The Department of Treasury’s Financial Management Service (FMS), which issues IRS tax refunds, has been authorized by Congress to conduct the Treasury Offset Program.
Your refund or overpayment may be reduced by BFS and offset to pay:
- Past-due child support;
- Federal agency non-tax debts;
- State income tax obligations; or
- Certain unemployment compensation debts owed to a state. (Generally, these are debts for (1) compensation that was paid due to fraud, or (2) for contributions owing to a state fund that were not paid due to fraud).
Failure to Pay Child Support, Federal Non–Tax and State Income Tax Obligations
The Treasury Offset Program is a centralized offset program, administered by the Bureau of the Fiscal Service’s Debt Management Services (DMS), to collect delinquent debts owed to federal agencies and states (including past-due child support), in accordance with 26 U.S.C. § 6402(d) (collection of debts owed to federal agencies), 31 U.S.C. § 3720A (reduction of tax refund by amount of the debts), and other applicable laws.
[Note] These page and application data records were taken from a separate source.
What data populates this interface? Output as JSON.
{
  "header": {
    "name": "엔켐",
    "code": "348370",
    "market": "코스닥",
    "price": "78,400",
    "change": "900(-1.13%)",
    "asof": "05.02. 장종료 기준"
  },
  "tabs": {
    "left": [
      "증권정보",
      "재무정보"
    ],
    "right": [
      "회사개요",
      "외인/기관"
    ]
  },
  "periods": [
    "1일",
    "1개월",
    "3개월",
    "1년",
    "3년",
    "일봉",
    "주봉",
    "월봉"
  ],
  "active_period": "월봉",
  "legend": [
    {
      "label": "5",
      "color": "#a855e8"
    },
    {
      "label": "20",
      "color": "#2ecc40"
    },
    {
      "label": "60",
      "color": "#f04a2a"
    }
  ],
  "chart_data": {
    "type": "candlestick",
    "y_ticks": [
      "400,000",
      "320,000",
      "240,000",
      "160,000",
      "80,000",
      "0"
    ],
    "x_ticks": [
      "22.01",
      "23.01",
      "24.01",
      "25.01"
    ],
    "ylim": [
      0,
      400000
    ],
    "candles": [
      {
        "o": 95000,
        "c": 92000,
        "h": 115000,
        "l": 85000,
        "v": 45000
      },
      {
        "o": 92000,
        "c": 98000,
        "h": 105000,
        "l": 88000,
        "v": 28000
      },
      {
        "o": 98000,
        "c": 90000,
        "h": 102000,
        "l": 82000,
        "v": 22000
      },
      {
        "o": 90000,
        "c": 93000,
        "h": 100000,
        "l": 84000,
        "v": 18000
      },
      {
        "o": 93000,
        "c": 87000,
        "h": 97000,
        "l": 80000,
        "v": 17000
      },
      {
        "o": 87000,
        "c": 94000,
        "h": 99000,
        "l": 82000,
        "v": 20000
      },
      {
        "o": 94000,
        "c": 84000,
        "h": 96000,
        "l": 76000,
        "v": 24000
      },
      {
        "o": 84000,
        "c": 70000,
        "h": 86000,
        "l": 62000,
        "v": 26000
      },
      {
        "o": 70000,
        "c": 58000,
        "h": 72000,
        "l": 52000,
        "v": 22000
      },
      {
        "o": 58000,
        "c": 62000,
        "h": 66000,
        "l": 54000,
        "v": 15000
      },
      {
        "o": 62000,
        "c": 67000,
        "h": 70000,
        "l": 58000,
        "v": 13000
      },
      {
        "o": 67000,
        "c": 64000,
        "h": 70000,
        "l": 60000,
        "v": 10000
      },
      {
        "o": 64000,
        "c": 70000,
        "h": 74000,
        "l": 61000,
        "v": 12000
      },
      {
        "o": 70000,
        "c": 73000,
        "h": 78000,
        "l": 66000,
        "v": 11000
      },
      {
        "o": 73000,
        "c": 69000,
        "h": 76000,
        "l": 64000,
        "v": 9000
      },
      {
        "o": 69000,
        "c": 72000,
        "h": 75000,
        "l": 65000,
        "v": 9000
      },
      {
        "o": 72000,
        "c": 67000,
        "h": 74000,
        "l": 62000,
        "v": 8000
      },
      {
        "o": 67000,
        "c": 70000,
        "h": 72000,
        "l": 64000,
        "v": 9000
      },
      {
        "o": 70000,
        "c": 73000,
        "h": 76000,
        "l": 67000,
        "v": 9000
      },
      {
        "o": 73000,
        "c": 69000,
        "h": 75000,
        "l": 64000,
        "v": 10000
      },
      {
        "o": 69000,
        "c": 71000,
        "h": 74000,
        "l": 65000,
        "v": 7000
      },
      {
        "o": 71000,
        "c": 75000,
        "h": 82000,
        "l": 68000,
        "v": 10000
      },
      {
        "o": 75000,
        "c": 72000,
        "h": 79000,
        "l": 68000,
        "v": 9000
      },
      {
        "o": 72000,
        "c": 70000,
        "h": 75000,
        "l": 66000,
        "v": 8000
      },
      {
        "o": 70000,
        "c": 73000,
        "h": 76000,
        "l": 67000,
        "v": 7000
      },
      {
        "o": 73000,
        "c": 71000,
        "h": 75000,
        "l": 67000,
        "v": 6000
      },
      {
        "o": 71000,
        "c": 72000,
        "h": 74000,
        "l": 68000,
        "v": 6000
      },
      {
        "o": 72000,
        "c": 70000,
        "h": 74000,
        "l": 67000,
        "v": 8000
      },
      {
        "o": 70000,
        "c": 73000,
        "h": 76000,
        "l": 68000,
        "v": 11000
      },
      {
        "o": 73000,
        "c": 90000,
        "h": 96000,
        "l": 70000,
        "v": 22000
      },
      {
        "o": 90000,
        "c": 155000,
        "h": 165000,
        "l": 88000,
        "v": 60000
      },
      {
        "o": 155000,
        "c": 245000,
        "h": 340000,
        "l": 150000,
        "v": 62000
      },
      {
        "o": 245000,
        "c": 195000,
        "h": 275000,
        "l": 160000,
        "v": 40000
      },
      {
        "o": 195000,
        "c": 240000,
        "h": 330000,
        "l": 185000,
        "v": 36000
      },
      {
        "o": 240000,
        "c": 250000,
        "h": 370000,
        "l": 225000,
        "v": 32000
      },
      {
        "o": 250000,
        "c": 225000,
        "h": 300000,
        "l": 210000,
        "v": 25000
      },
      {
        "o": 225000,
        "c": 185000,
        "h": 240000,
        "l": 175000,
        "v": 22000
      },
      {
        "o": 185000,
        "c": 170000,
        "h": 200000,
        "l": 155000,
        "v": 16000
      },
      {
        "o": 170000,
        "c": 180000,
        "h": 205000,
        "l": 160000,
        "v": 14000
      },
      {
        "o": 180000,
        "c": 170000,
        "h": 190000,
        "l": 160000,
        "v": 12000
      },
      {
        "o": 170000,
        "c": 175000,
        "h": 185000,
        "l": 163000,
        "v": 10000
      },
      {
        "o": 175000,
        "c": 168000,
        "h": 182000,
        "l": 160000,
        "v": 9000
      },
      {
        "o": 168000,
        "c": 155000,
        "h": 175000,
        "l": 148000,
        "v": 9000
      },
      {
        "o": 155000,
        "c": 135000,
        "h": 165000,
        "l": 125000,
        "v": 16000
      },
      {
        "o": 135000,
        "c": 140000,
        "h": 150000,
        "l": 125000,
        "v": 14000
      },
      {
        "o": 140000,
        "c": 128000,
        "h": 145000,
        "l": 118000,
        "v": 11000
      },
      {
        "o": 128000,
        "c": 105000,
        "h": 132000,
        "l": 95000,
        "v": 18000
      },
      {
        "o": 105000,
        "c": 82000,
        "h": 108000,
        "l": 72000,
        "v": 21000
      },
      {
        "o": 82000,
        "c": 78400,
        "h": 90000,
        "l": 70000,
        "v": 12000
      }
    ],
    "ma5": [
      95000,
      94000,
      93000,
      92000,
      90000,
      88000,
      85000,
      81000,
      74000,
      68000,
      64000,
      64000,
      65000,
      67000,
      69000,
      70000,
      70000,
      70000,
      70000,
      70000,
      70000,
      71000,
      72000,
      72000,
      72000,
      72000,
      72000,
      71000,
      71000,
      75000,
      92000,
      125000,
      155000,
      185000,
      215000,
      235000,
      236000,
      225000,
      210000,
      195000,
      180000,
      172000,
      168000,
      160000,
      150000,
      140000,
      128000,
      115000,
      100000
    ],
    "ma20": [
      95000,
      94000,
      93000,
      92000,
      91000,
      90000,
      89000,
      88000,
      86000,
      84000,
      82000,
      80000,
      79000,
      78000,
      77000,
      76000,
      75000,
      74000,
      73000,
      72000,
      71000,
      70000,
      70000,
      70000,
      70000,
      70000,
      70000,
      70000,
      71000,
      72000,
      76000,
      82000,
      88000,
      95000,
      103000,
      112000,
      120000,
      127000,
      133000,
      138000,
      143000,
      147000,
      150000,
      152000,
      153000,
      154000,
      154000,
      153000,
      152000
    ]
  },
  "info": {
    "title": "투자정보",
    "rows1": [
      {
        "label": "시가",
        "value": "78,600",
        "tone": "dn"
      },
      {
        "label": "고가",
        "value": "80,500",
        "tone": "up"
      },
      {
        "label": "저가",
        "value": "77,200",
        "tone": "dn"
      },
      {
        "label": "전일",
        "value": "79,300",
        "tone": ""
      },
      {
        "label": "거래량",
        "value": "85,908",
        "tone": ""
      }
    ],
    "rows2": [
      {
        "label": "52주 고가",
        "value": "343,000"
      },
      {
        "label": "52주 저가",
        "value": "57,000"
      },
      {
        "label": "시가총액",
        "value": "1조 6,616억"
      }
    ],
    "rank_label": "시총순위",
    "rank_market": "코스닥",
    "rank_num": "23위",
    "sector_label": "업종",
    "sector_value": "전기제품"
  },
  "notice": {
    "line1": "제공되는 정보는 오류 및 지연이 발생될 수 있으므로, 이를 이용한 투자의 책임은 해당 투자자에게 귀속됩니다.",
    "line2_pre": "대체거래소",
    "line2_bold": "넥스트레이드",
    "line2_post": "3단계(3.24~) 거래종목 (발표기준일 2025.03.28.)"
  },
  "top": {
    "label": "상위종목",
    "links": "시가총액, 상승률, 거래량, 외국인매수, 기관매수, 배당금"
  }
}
You can contact the agency with which you have a debt, to determine if your debt was submitted for a tax refund offset. If your debt was submitted for offset, FMS will take as much of your refund as is needed to pay off the debt and send it to the agency you owe. Any portion of your refund remaining after offset will be issued in a check to you or direct deposited for you.
FMS will send you a notice if an offset occurs. The notice will reflect the original refund amount, your offset amount, the agency receiving the payment, and the address and telephone number of the agency. FMS will notify the IRS of the amount taken from your refund. Contact the agency shown on the notice if you believe you do not owe the debt or you are disputing the amount taken from your refund. If a notice is not received contact 800–304–3107 or TDD 866–297–0517. The available hours are Monday through Friday 7:30AM to 5:00PM CT. Spanish speaking assistors are available Monday through Friday 12:30PM to 5:00PM CT. Contact the IRS only if your original refund amount shown on the FMS offset notice differs from the refund amount shown on your tax return.
If you filed a joint return and you’re not responsible for the debt, but you are entitled to a portion of the refund you may request your portion of the refund by filing Form 8379 (PDF), Injured Spouse Allocation. Attach Form 8379 to your original Form 1040 (PDF), Form 1040A (PDF), or Form 1040EZ (PDF) or file it by itself after you are notified of an offset. If you file a Form 8379 with your return, write “INJURED SPOUSE” at the top left corner of the Form 1040, 1040A, or 1040EZ. IRS will process your allocation request before an offset occurs. If you file Form 8379 with your original return, it may take 11 weeks for Electronic Filed returns or up to 14 weeks from the date of filing if you file a paper return, to process your return.
Filing Form 8379
If you are filing Form 8379 by itself, it must show both spouses’ social security numbers in the same order as they appeared on your income tax return. You, the “injured” spouse, must sign the form. Follow the instructions on Form 8379 carefully and be sure to attach the required forms to avoid delays. Do not attach the previously filed Form 1040 to the Form 8379. Send Form 8379 to the Service Center where you filed your original return. Allow at least 8 weeks for IRS to process your allocation request. We will compute the injured spouse’s share of the joint return for you. If you lived in a community property state during the tax year, we will divide the joint refund based upon state law. For additional information, FMS can be reached at 800–304–3107.